Aim of the exercise:
Filter this listing down to the lines that contain the word "process", and copy them.

Records for this exercise:

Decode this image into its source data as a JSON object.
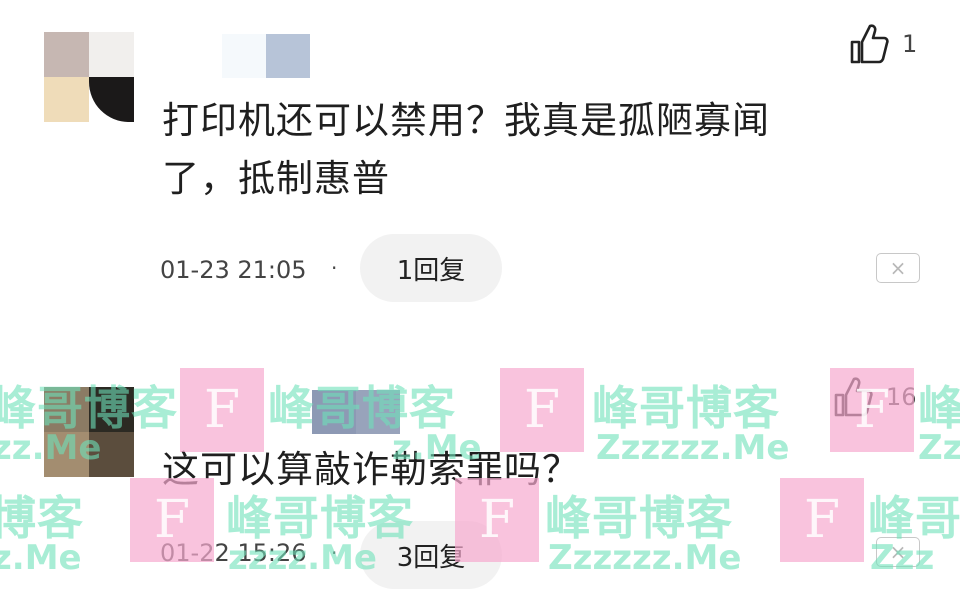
{
  "comments": [
    {
      "text_line1": "打印机还可以禁用？我真是孤陋寡闻",
      "text_line2": "了，抵制惠普",
      "time": "01-23 21:05",
      "separator": "·",
      "reply_label": "1回复",
      "like_count": "1",
      "close_symbol": "×"
    },
    {
      "text_line1": "这可以算敲诈勒索罪吗？",
      "text_line2": "",
      "time": "01-22 15:26",
      "separator": "·",
      "reply_label": "3回复",
      "like_count": "16",
      "close_symbol": "×"
    }
  ],
  "watermark": {
    "logo_letter": "F",
    "cn_text": "峰哥博客",
    "en_text": "Zzzzzz.Me",
    "cn_partial": "哥博客",
    "en_partial": "zzzz.Me",
    "cn_tail": "峰哥",
    "cn_tail2": "峰",
    "en_tail": "Zz",
    "en_tail2": "Zzz",
    "cn_frag": "博客",
    "en_frag": "z.Me",
    "en_frag2": "zz.Me"
  },
  "colors": {
    "pill_bg": "#f2f2f2",
    "watermark_pink": "#f6aace",
    "watermark_green": "#6ee1b9"
  }
}
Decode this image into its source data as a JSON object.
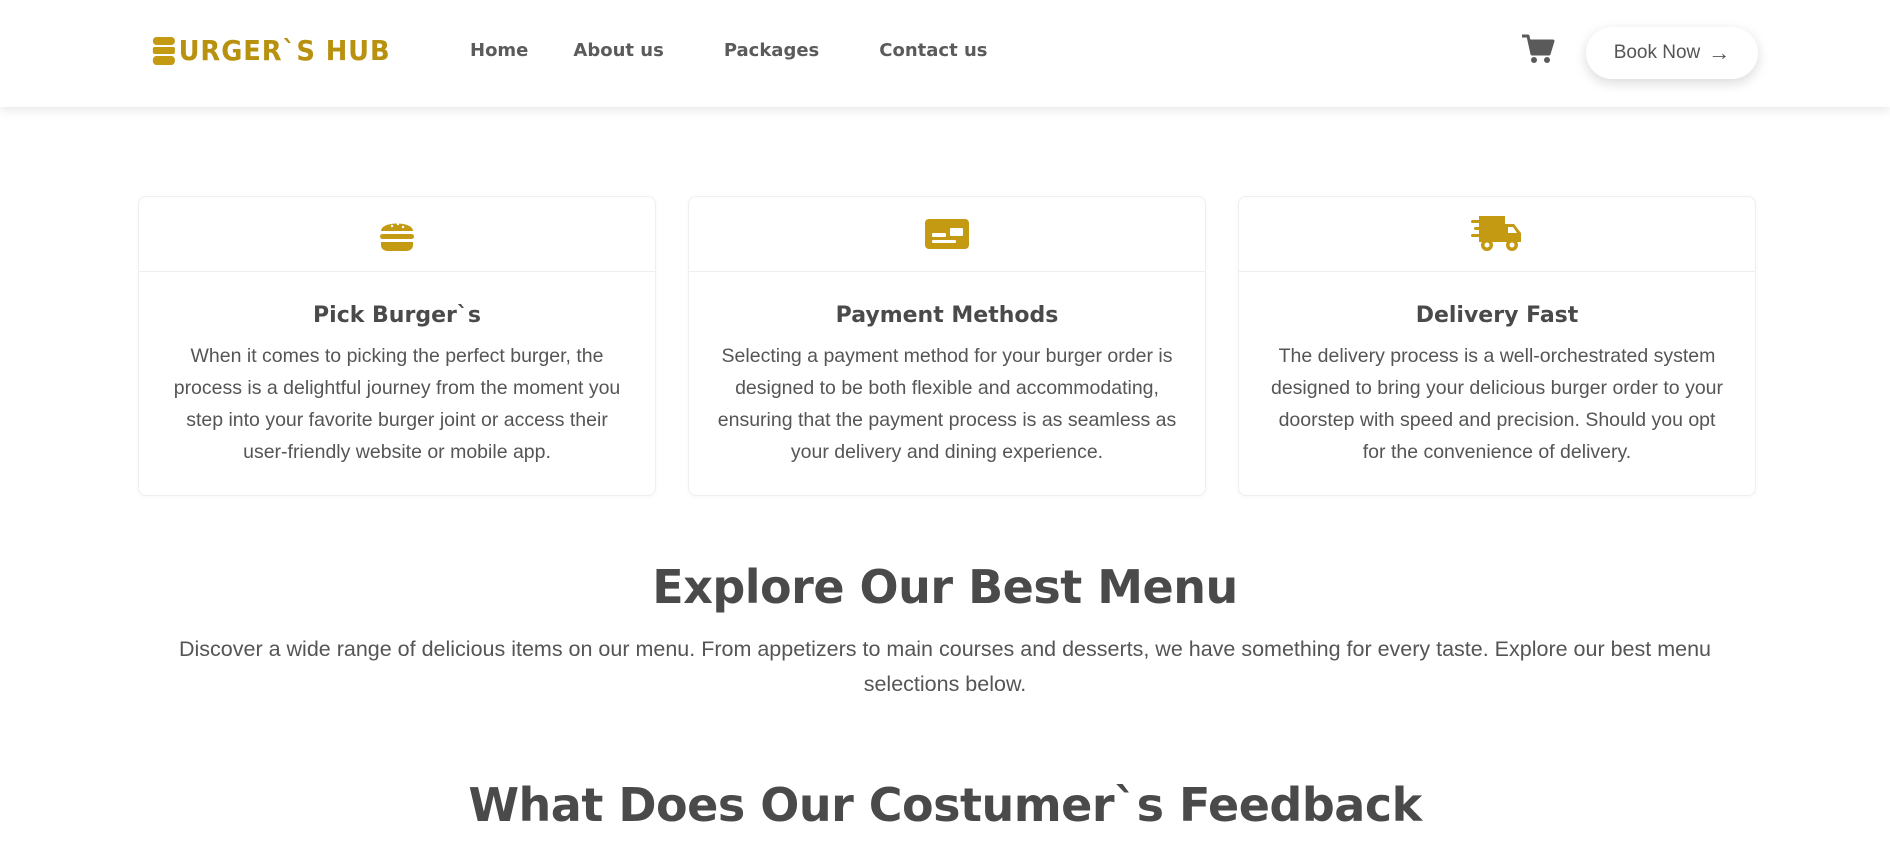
{
  "header": {
    "logo_text": "URGER`S HUB",
    "nav": [
      "Home",
      "About us",
      "Packages",
      "Contact us"
    ],
    "cart_icon": "cart-icon",
    "book_label": "Book Now",
    "book_icon": "arrow-right-icon"
  },
  "colors": {
    "brand": "#c49a12",
    "text": "#4a4a4a",
    "muted": "#555555"
  },
  "features": [
    {
      "icon": "burger-icon",
      "title": "Pick Burger`s",
      "text": "When it comes to picking the perfect burger, the process is a delightful journey from the moment you step into your favorite burger joint or access their user-friendly website or mobile app."
    },
    {
      "icon": "credit-card-icon",
      "title": "Payment Methods",
      "text": "Selecting a payment method for your burger order is designed to be both flexible and accommodating, ensuring that the payment process is as seamless as your delivery and dining experience."
    },
    {
      "icon": "delivery-truck-icon",
      "title": "Delivery Fast",
      "text": "The delivery process is a well-orchestrated system designed to bring your delicious burger order to your doorstep with speed and precision. Should you opt for the convenience of delivery."
    }
  ],
  "menu_section": {
    "title": "Explore Our Best Menu",
    "text": "Discover a wide range of delicious items on our menu. From appetizers to main courses and desserts, we have something for every taste. Explore our best menu selections below."
  },
  "feedback_section": {
    "title": "What Does Our Costumer`s Feedback"
  }
}
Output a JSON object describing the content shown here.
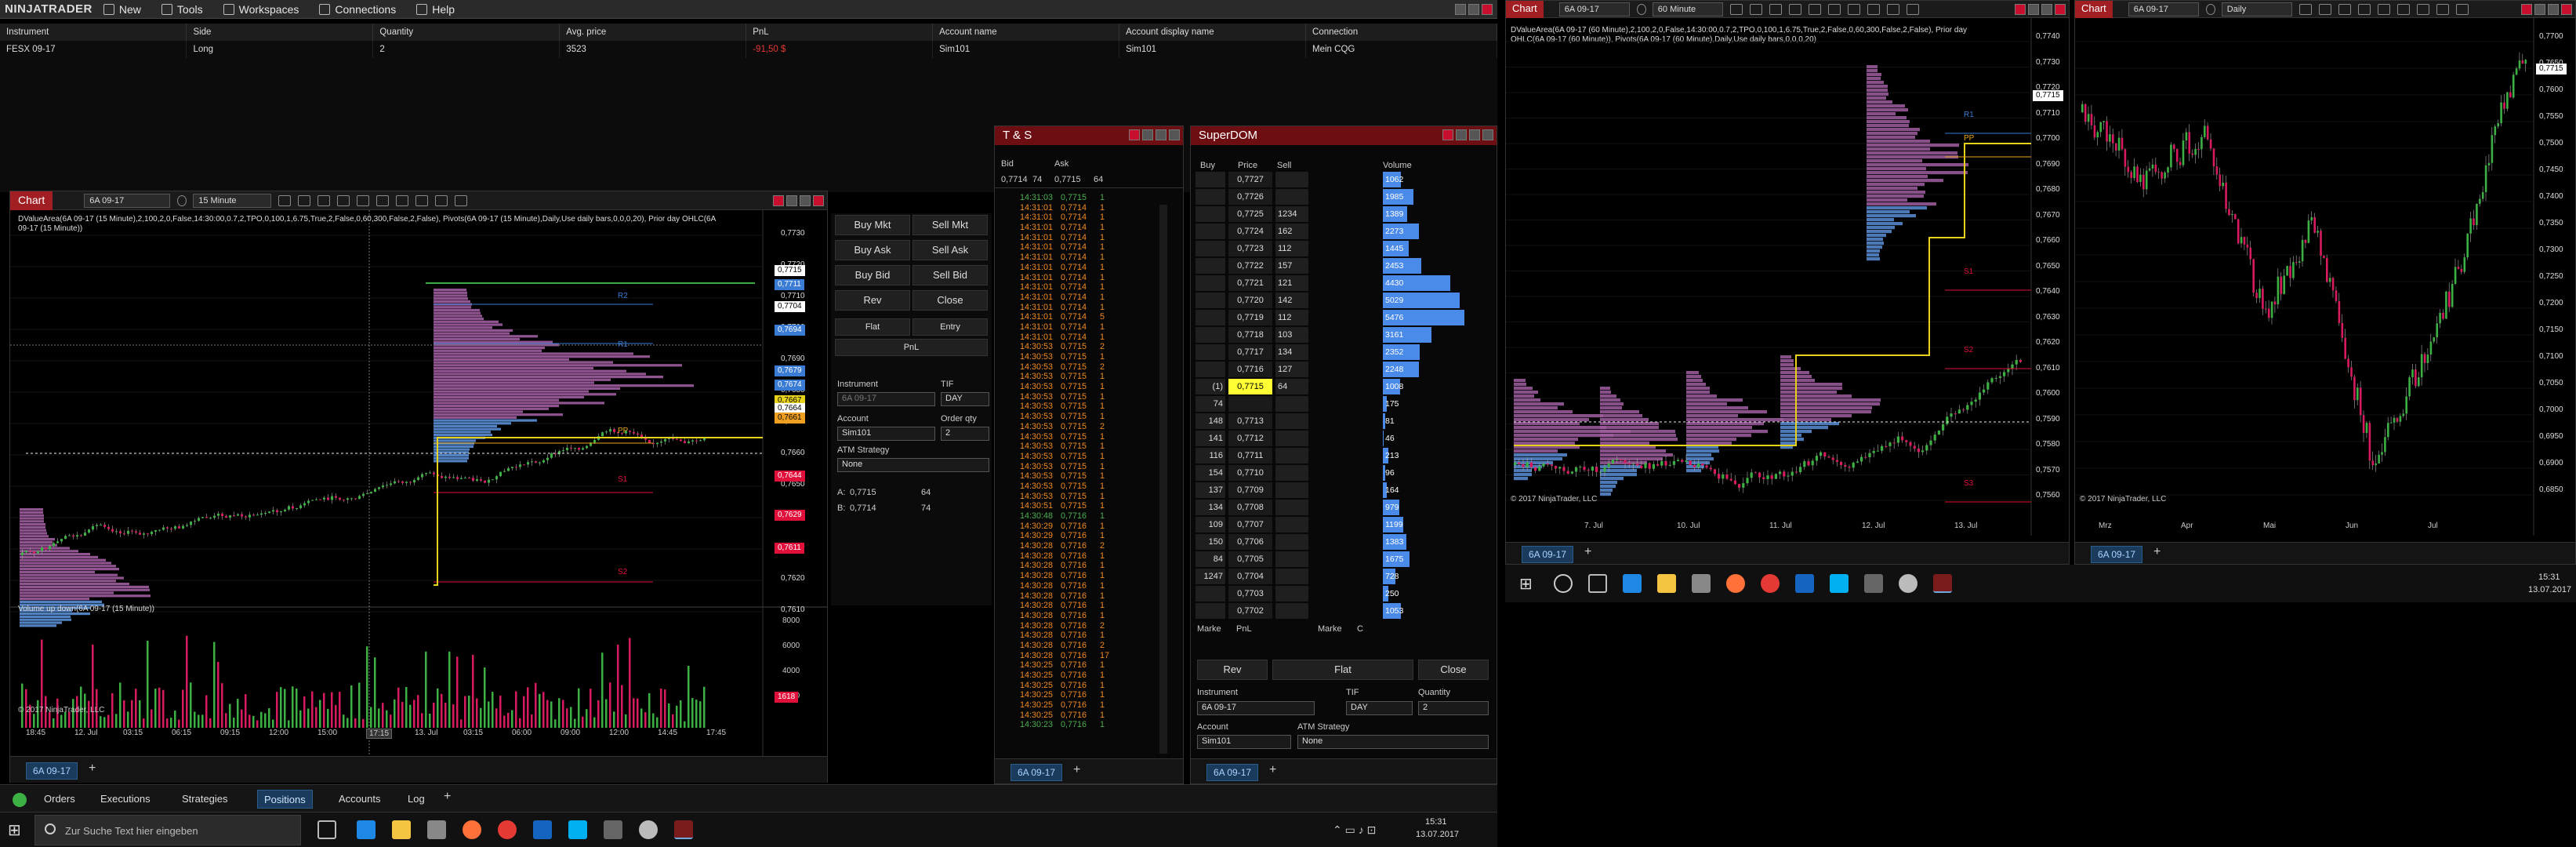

Answer space:
      "text": "When it comes to picking the perfect burger, the process is a delightful journey from the moment you step into your favorite burger joint or access their user-friendly website or mobile app."
      "text": "Selecting a payment method for your burger order is designed to be both flexible and accommodating, ensuring that the payment process is as seamless as your delivery and dining experience."
      "text": "The delivery process is a well-orchestrated system designed to bring your delicious burger order to your doorstep with speed and precision. Should you opt for the convenience of delivery."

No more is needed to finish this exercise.